How Concerned are You About Opioid Crisis? A Look Along Racial, Political Lines
A new poll finds most people in New Jersey and across the nation believe the ongoing opioid abuse epidemic is something to be concerned about.
About 8 in 10 say it's a serious problem where they live. About 55 percent say it's a serious problem in their station, while another 23 percent think it's "somewhat" serious.
Patrick Murray, director of the Monmouth University Polling Institute, says residents of the Northeast, including New Jersey, are more likely to say this is a major problem.
“Sixty-six percent in this region say it’s very serious, significantly higher than in any other region of the country.”
The poll finds only 1 in 10 people believe opioid use is not a serious problem.
While the vast majority agree the opioid epidemic is a major concern, Murray noted many do not agree with the recommendation by Gov. Chris Christie’s Opioid Task Force to President Trump, that things are so bad a national emergency should be declared.
“Just 34 percent of Americans think a national emergency is the way to deal with this issue; 54 percent say that there are other ways to deal with this crisis,” he said.
Murray pointed out the poll shows concern about the problem is very widespread and “it crosses party lines.
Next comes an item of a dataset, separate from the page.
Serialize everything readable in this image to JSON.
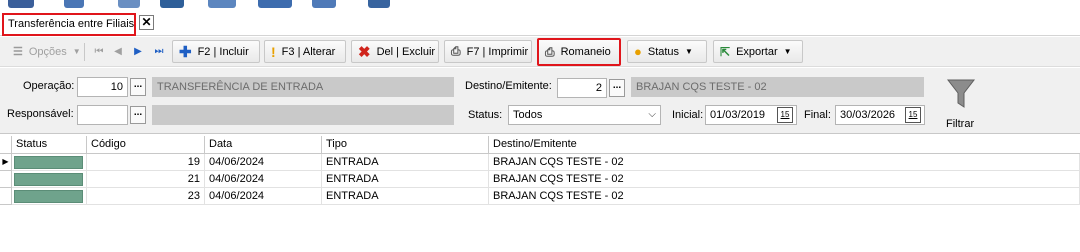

Republicans are slightly more likely than Democrats and independents to say it’s a very serious problem. But it’s the difference between 62 percent and the low 50s.”
To address the opioid crisis, the poll finds 55 percent approve of increasing federal funding to make inpatient treatment available to more people, 16 percent oppose this idea and 29 percent are unsure.
He said on the question of whether we should have opioid sensors used in the U.S. postal system, “We find 45 percent approve of this idea versus just 18 percent who disapprove, although 37 percent are unsure about how this would work out.”
Murray noted while most people consider the opioid crisis to be a very serious problem, “38 percent of Americans approve of imposing stricter criminal penalties for illegal opioid use, 26 percent disapprove and 36 percent are unsure.”
He pointed out the opioid crisis is a major concern to a lot of people because they have a relationship with someone who’s involved with these drugs.
“This is something that hits close to home. People feel they know this issue well and it’s a major concern," he said.
“Just under half, 46 percent of Americans, say they know someone who’s dealt with an opioid addiction, and that includes 18 percent who say it’s someone in their immediate family.”
Murray also said more whites know someone who has struggled with this drug than blacks.
“Just over half, 52 percent of white Americans, say that they know somebody personally. Just 34 percent of non-whites and Hispanics say that they know somebody. So there is that kind of a difference,” said Murray.
The poll was conducted by telephone from Aug. 10 to 14, 2017, with 805 adults in the United States. The results in this release have a margin of error of +/- 3.5 percent.